**TASK GOAL**
Could you give every record again, exactly as it reads?

(Page and application data records)
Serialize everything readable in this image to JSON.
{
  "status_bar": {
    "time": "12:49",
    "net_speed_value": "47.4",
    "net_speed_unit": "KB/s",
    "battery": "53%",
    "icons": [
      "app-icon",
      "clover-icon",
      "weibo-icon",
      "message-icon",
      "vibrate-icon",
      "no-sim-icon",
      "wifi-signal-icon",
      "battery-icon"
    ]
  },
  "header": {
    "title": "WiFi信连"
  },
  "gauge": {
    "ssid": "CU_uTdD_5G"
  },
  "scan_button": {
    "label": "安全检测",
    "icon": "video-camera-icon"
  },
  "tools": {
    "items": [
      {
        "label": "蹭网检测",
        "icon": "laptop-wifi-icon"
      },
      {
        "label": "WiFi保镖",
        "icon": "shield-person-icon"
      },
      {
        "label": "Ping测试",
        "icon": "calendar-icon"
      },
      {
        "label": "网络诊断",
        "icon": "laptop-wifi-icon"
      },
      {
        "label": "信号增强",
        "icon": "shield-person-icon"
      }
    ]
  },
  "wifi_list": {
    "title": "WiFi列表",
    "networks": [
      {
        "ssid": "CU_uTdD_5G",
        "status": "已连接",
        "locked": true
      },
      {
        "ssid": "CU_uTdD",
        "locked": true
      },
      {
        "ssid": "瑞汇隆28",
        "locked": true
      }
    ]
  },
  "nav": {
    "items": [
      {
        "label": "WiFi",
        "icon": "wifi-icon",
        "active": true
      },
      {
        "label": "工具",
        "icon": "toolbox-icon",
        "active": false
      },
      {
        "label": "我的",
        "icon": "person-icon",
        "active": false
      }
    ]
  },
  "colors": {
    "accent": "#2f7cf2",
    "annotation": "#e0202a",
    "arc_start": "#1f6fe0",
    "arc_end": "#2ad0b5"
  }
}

**ANSWER TO THIS PROBLEM**
Serialize everything readable in this image to JSON.
{
  "status_bar": {
    "time": "12:49",
    "net_speed_value": "47.4",
    "net_speed_unit": "KB/s",
    "battery": "53%",
    "icons": [
      "app-icon",
      "clover-icon",
      "weibo-icon",
      "message-icon",
      "vibrate-icon",
      "no-sim-icon",
      "wifi-signal-icon",
      "battery-icon"
    ]
  },
  "header": {
    "title": "WiFi信连"
  },
  "gauge": {
    "ssid": "CU_uTdD_5G"
  },
  "scan_button": {
    "label": "安全检测",
    "icon": "video-camera-icon"
  },
  "tools": {
    "items": [
      {
        "label": "蹭网检测",
        "icon": "laptop-wifi-icon"
      },
      {
        "label": "WiFi保镖",
        "icon": "shield-person-icon"
      },
      {
        "label": "Ping测试",
        "icon": "calendar-icon"
      },
      {
        "label": "网络诊断",
        "icon": "laptop-wifi-icon"
      },
      {
        "label": "信号增强",
        "icon": "shield-person-icon"
      }
    ]
  },
  "wifi_list": {
    "title": "WiFi列表",
    "networks": [
      {
        "ssid": "CU_uTdD_5G",
        "status": "已连接",
        "locked": true
      },
      {
        "ssid": "CU_uTdD",
        "locked": true
      },
      {
        "ssid": "瑞汇隆28",
        "locked": true
      }
    ]
  },
  "nav": {
    "items": [
      {
        "label": "WiFi",
        "icon": "wifi-icon",
        "active": true
      },
      {
        "label": "工具",
        "icon": "toolbox-icon",
        "active": false
      },
      {
        "label": "我的",
        "icon": "person-icon",
        "active": false
      }
    ]
  },
  "colors": {
    "accent": "#2f7cf2",
    "annotation": "#e0202a",
    "arc_start": "#1f6fe0",
    "arc_end": "#2ad0b5"
  }
}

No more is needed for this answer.